Apr 16, 2015

    Digital music revenue finally catches up with physical formats'


    DIGITAL delivery of music caught up with physical formats like CDs as a money stream for the first time last year, the International Federation of the Phonographic Industry (IFPI) said on Tuesday.

    However, it came as overall global sales of US$14.97 billion (S$20.4 billion) fell marginally from those of 2013.

    Piracy and free Internet sites remain a huge problem for an industry still reeling from the impact of turning music into digital form, which encouraged copying, bootlegs and free music sites, and led to a collapse in sales from US$40 billion in 1999.

    Trade association IFPI said in an annual report that while revenues were down 0.4 per cent last year from the previous year's, digital formats - including streaming and downloads - had finally caught up with physical formats, with each accounting for about 46 per cent of the market. Performance rights, and film and related revenues made up the balance.

    "We have, overall, a positive picture, with the biggest market, the United States, growing and the third-biggest market in the world, Germany, growing as well," Edgar Berger, chairman and chief executive international of Sony Music Entertainment, said at a news conference.

    "If we keep the current trajectory, the industry will inevitably grow," he said, adding that paid subscriptions to streaming services "will be the predominant performer".

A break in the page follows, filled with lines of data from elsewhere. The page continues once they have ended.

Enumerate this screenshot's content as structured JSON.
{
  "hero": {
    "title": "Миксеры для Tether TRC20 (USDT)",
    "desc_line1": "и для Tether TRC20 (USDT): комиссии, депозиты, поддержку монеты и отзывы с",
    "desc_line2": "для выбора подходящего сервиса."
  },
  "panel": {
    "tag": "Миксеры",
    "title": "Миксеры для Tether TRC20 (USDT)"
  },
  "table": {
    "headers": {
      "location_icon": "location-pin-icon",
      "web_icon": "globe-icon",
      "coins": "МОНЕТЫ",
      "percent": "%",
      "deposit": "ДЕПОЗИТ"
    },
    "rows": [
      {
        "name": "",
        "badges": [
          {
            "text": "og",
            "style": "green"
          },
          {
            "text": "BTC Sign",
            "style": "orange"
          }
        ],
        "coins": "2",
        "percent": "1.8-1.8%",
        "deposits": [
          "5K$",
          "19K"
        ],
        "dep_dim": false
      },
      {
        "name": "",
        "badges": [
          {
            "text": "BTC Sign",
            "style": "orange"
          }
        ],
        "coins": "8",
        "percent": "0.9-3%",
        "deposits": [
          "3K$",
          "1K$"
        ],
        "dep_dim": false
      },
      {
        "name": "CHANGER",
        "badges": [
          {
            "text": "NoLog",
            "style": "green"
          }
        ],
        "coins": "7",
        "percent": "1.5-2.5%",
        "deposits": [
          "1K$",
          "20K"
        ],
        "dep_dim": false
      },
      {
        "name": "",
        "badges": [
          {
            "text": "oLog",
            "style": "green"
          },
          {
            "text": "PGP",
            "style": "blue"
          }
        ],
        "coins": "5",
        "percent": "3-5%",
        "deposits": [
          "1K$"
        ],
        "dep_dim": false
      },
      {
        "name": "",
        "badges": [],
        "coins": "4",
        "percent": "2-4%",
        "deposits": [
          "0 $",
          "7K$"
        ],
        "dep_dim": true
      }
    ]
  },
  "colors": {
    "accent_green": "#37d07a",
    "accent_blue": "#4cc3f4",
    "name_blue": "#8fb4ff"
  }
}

    But IFPI also noted some dark clouds ahead for the industry, including the impact of free delivery of music over Internet sites such as YouTube and Dailymotion, and the desire of Chinese consumers to get their music for free.

    The industry group said it was pushing for legal changes to be made in Europe, and eventually elsewhere, so that YouTube, Dailymotion and others could no longer contend they are "safe harbours", immune from copyright violation because users post music and other content themselves.

    "Companies that play the role of distributing, monetising, promoting don't belong in the 'safe harbours'," IFPI CEO Frances Moore said.

    She noted that streaming sites such as Spotify and Deezer, which pay the industry for music rights, had contributed some US$1.6 billion in revenues on the basis of having about 140 million users while the free Internet sites, with a billion users, paid an amount over US$641 million.

    Mr Berger said there was "a piracy issue that needs to be fought in China", adding that without piracy, instead of ranking in 19th place globally for music revenues, it would be in the top five.